- What is a Dental Dam – Add Another Layer of Protection
- 20 Reasons There’s Pain During Sex – For Men and Women
- Oral Sex STDs 101 – Things to Know Before Opening Your Mouth

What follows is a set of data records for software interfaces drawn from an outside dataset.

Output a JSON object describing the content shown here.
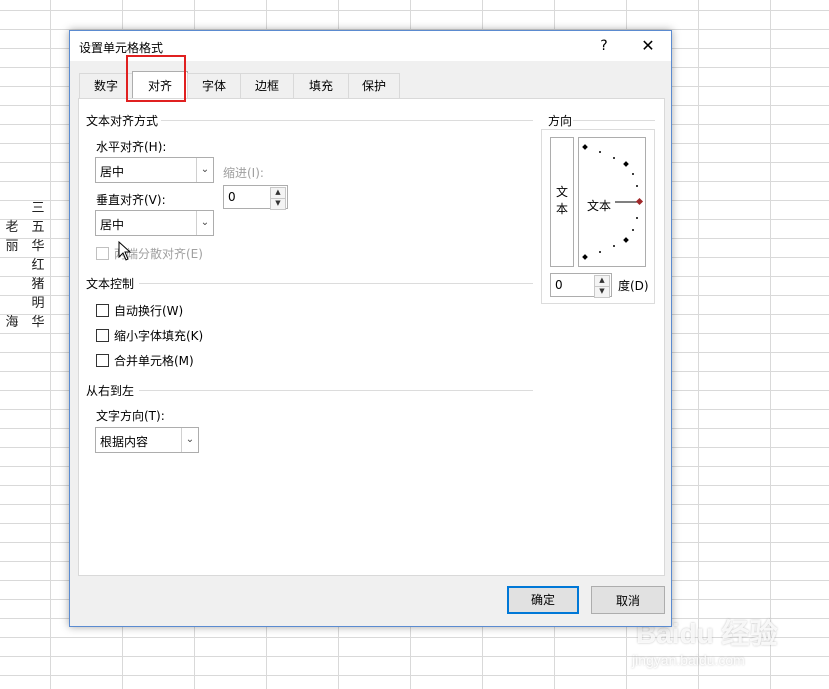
{
  "sheet": {
    "col_a": [
      "老",
      "丽",
      "",
      "",
      "",
      "海"
    ],
    "col_b": [
      "三",
      "五",
      "华",
      "红",
      "猪",
      "明",
      "华"
    ],
    "watermark": "Baidu 经验",
    "watermark_sub": "jingyan.baidu.com"
  },
  "dialog": {
    "title": "设置单元格格式",
    "help_label": "?",
    "close_label": "✕",
    "tabs": [
      "数字",
      "对齐",
      "字体",
      "边框",
      "填充",
      "保护"
    ],
    "active_tab": "对齐",
    "text_alignment": {
      "group_label": "文本对齐方式",
      "horizontal_label": "水平对齐(H):",
      "horizontal_value": "居中",
      "indent_label": "缩进(I):",
      "indent_value": "0",
      "vertical_label": "垂直对齐(V):",
      "vertical_value": "居中",
      "distributed_label": "两端分散对齐(E)"
    },
    "text_control": {
      "group_label": "文本控制",
      "wrap_label": "自动换行(W)",
      "shrink_label": "缩小字体填充(K)",
      "merge_label": "合并单元格(M)"
    },
    "rtl": {
      "group_label": "从右到左",
      "direction_label": "文字方向(T):",
      "direction_value": "根据内容"
    },
    "orientation": {
      "group_label": "方向",
      "vertical_text": "文本",
      "dial_text": "文本",
      "degree_value": "0",
      "degree_label": "度(D)"
    },
    "ok_label": "确定",
    "cancel_label": "取消"
  },
  "colors": {
    "highlight": "#e02020",
    "dial_marker": "#a0282a",
    "default_button_border": "#0078d7"
  }
}
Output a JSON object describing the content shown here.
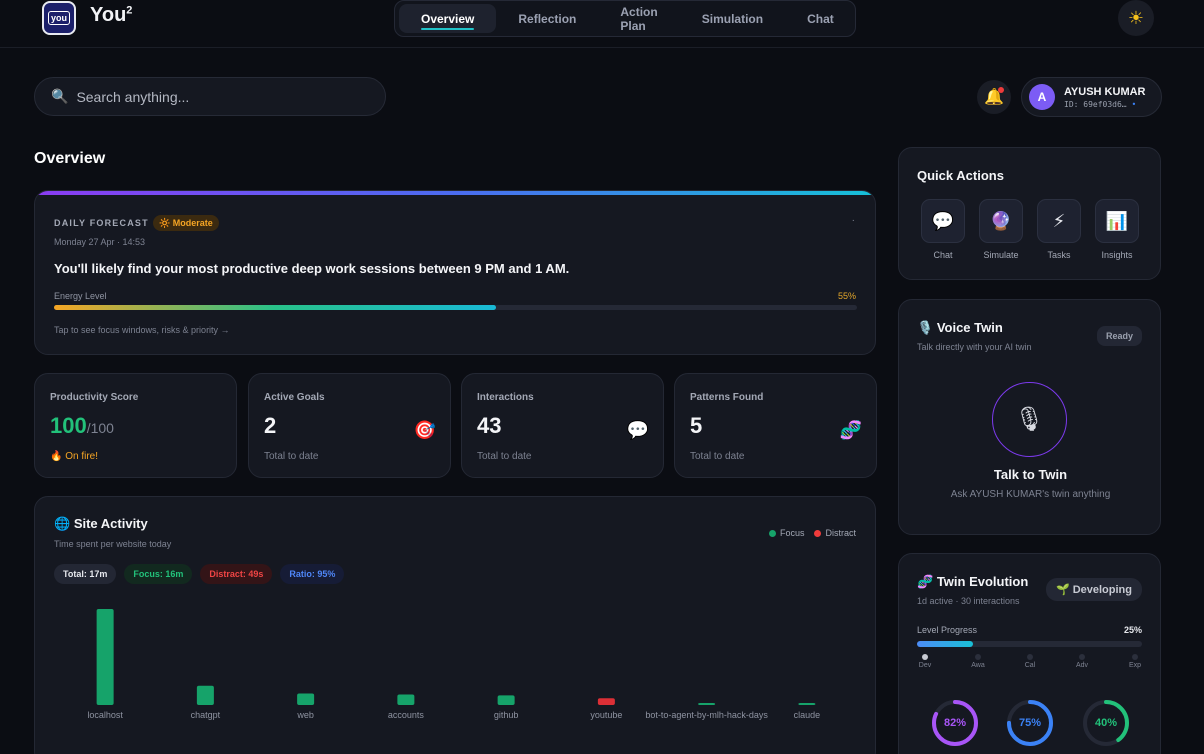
{
  "header": {
    "logo_text": "you",
    "brand_name": "You",
    "brand_sup": "2",
    "tabs": [
      {
        "label": "Overview",
        "active": true
      },
      {
        "label": "Reflection",
        "active": false
      },
      {
        "label": "Action Plan",
        "active": false
      },
      {
        "label": "Simulation",
        "active": false
      },
      {
        "label": "Chat",
        "active": false
      }
    ],
    "theme_icon": "sun-icon"
  },
  "search": {
    "placeholder": "Search anything..."
  },
  "user": {
    "initial": "A",
    "name": "AYUSH KUMAR",
    "id": "ID: 69ef03d6…",
    "status_dot": "•"
  },
  "page_title": "Overview",
  "forecast": {
    "label": "DAILY FORECAST",
    "badge": "🔆 Moderate",
    "date": "Monday 27 Apr · 14:53",
    "menu_dot": "·",
    "text": "You'll likely find your most productive deep work sessions between 9 PM and 1 AM.",
    "energy_label": "Energy Level",
    "energy_pct_label": "55%",
    "energy_value": 0.55,
    "hint": "Tap to see focus windows, risks & priority →"
  },
  "stats": [
    {
      "title": "Productivity Score",
      "value": "100",
      "suffix": "/100",
      "sub": "🔥 On fire!",
      "icon": ""
    },
    {
      "title": "Active Goals",
      "value": "2",
      "suffix": "",
      "sub": "Total to date",
      "icon": "🎯"
    },
    {
      "title": "Interactions",
      "value": "43",
      "suffix": "",
      "sub": "Total to date",
      "icon": "💬"
    },
    {
      "title": "Patterns Found",
      "value": "5",
      "suffix": "",
      "sub": "Total to date",
      "icon": "🧬"
    }
  ],
  "site_activity": {
    "icon": "🌐",
    "title": "Site Activity",
    "subtitle": "Time spent per website today",
    "legend_focus": "Focus",
    "legend_distract": "Distract",
    "pills": {
      "total": "Total: 17m",
      "focus": "Focus: 16m",
      "distract": "Distract: 49s",
      "ratio": "Ratio: 95%"
    }
  },
  "chart_data": {
    "type": "bar",
    "categories": [
      "localhost",
      "chatgpt",
      "web",
      "accounts",
      "github",
      "youtube",
      "bot-to-agent-by-mlh-hack-days",
      "claude"
    ],
    "values": [
      100,
      20,
      12,
      11,
      10,
      7,
      2,
      2
    ],
    "kinds": [
      "focus",
      "focus",
      "focus",
      "focus",
      "focus",
      "distract",
      "focus",
      "focus"
    ],
    "series": [
      {
        "name": "Focus"
      },
      {
        "name": "Distract"
      }
    ],
    "colors": {
      "focus": "#16a36a",
      "distract": "#dc2f36"
    },
    "legend": "top-right",
    "grid": false
  },
  "quick_actions": {
    "title": "Quick Actions",
    "items": [
      {
        "label": "Chat",
        "icon": "💬"
      },
      {
        "label": "Simulate",
        "icon": "🔮"
      },
      {
        "label": "Tasks",
        "icon": "⚡"
      },
      {
        "label": "Insights",
        "icon": "📊"
      }
    ]
  },
  "voice_twin": {
    "icon": "🎙️",
    "title": "Voice Twin",
    "subtitle": "Talk directly with your AI twin",
    "status": "Ready",
    "cta": "Talk to Twin",
    "cta_sub": "Ask AYUSH KUMAR's twin anything"
  },
  "twin_evolution": {
    "icon": "🧬",
    "title": "Twin Evolution",
    "subtitle": "1d active · 30 interactions",
    "badge_icon": "🌱",
    "badge": "Developing",
    "level_label": "Level Progress",
    "level_pct_label": "25%",
    "level_value": 0.25,
    "stages": [
      "Dev",
      "Awa",
      "Cal",
      "Adv",
      "Exp"
    ],
    "current_stage": 0,
    "rings": [
      {
        "label": "82%",
        "value": 0.82,
        "color": "#a855f7"
      },
      {
        "label": "75%",
        "value": 0.75,
        "color": "#3b82f6"
      },
      {
        "label": "40%",
        "value": 0.4,
        "color": "#22c17a"
      }
    ]
  }
}
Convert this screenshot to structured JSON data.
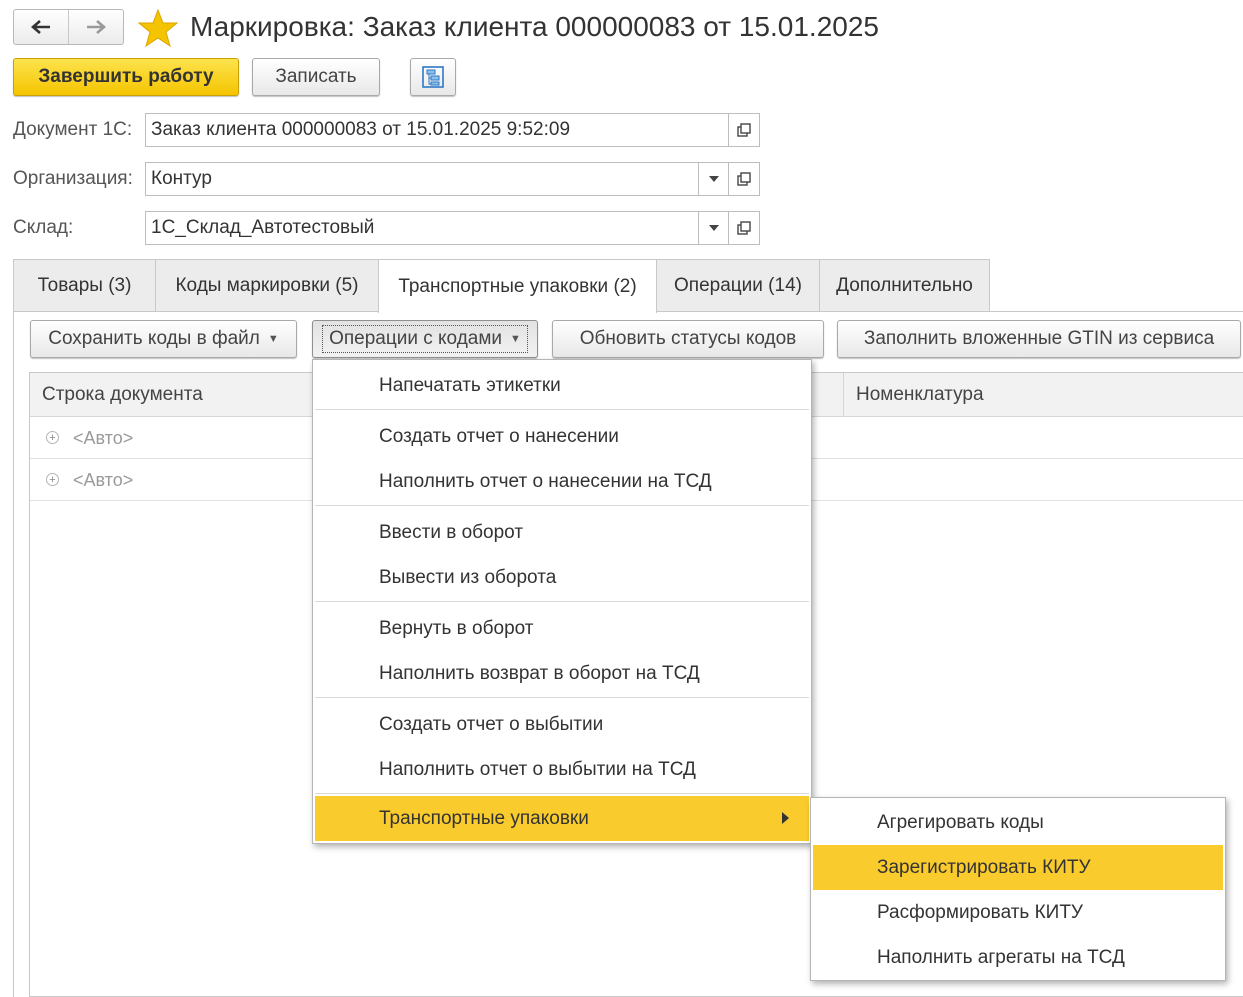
{
  "window": {
    "title": "Маркировка: Заказ клиента 000000083 от 15.01.2025",
    "nav_back_icon": "arrow-left-icon",
    "nav_forward_icon": "arrow-right-icon",
    "favorite_icon": "star-icon",
    "accent_color": "#f5c400"
  },
  "toolbar": {
    "finish_label": "Завершить работу",
    "save_label": "Записать",
    "structure_icon": "document-structure-icon"
  },
  "form": {
    "document_label": "Документ 1С:",
    "document_value": "Заказ клиента 000000083 от 15.01.2025 9:52:09",
    "organization_label": "Организация:",
    "organization_value": "Контур",
    "warehouse_label": "Склад:",
    "warehouse_value": "1С_Склад_Автотестовый"
  },
  "tabs": [
    {
      "label": "Товары (3)"
    },
    {
      "label": "Коды маркировки (5)"
    },
    {
      "label": "Транспортные упаковки (2)",
      "active": true
    },
    {
      "label": "Операции (14)"
    },
    {
      "label": "Дополнительно"
    }
  ],
  "commands": {
    "save_codes": "Сохранить коды в файл",
    "code_operations": "Операции с кодами",
    "refresh_statuses": "Обновить статусы кодов",
    "fill_gtin": "Заполнить вложенные GTIN из сервиса"
  },
  "table": {
    "columns": [
      "Строка документа",
      "Номенклатура"
    ],
    "rows": [
      {
        "document_line": "<Авто>"
      },
      {
        "document_line": "<Авто>"
      }
    ]
  },
  "menu": {
    "items": [
      "Напечатать этикетки",
      "Создать отчет о нанесении",
      "Наполнить отчет о нанесении на ТСД",
      "Ввести в оборот",
      "Вывести из оборота",
      "Вернуть в оборот",
      "Наполнить возврат в оборот на ТСД",
      "Создать отчет о выбытии",
      "Наполнить отчет о выбытии на ТСД",
      "Транспортные упаковки"
    ],
    "highlight_color": "#f9cb2d"
  },
  "submenu": {
    "items": [
      "Агрегировать коды",
      "Зарегистрировать КИТУ",
      "Расформировать КИТУ",
      "Наполнить агрегаты на ТСД"
    ]
  }
}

Have you ever tried one of these tests? Share your thoughts in the comments.